The Committee on Town Happiness is the most exuberantly experimental use of the “we” voice I have seen. It is a funny and spot-on satire about the ineffectiveness of decision making by consensus. People keep disappearing, so a town convenes a committee to take action. But committees say ridiculous things like this: “We had agreed to travel separately, to mix but never match, double-pump all handshakes, kiss a baby as required” and take votes on ridiculous things like this: “How many kisses for each baby?” At least they do in these 91 short novel-in-(very short)-stories.
Inspired by the most recent “we” voice narrator I have encountered—the one by Jaquira Díaz—I asked my students to read from Ordinary Girls and write their own “we” voice pieces. One woman wrote about growing up Mennonite. “I loved the exercise,” she said. “It was a way to reflect on who it is I speak for, what I have been/am a part of,” which is evident in this excerpt: “We were the girls, my sisters and I, called only the girls, while brothers had names, importance. We were merely girls, interchangeable, to do girls’ work—wash dishes and prepare meals, fold laundry and make our brothers’ beds, can and freeze. We knew our place. Everyone did.”
Another woman, an Episcopal priest, wrote in the “we” voice of the church—first, showing the stereotype and then the reality. “The church is us, the people. Writing in the “we” voice makes that especially clear,” she said. One woman wrote about sorority rush, a topic perfectly suited to plural narration because it reveals how the individual suppressed by the herd mentality.
And one man said, “I was surprised to find this POV enjoyable. In my experience, the “we” voice is often used to hide from personal feelings or assert unity where there is diversity. Now I see that the “we” voice, honestly applied, can open a door to commonality and Zeitgeist.” He wrote about being part of two distinctly different groups—student activists and soldiers in Vietnam.
Years ago I attended a craft talk by Antonya Nelson at the Tin House Summer Workshop. She said many smart things, but the one that sticks with me the most is this: Fiction writers who choose an unusual point of view better have a good reason. “Unusual” meant anything besides what Nelson considered the default: third person. I’ve always been a rule follower in life and a rule breaker in writing, so of course I took her pronouncement as a challenge.
It’s a challenge I’m passing on to you. At least as an exercise, we should all try writing in the “we” voice.
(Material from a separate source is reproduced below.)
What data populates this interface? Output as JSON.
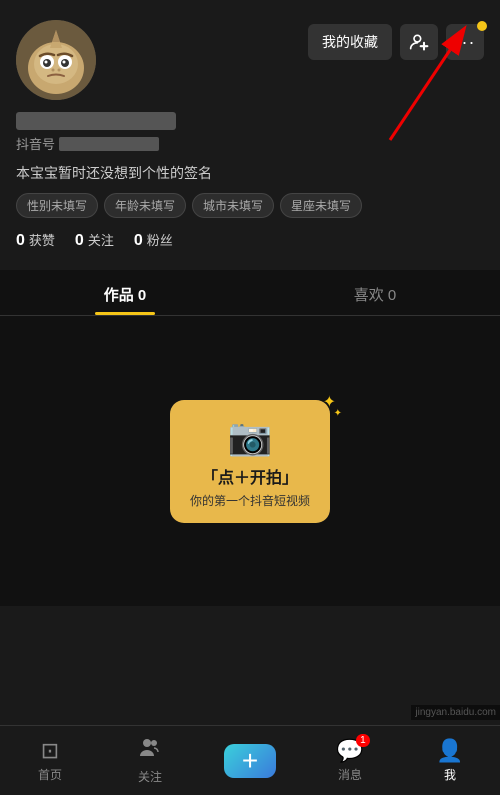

It emphasizes what we have in common and smooths out some of the rough edges of what divides us. It reminds us that even as we are stuck in our separate homes, we are all in this together.
Sharon Harrigan’s novel Half is available now.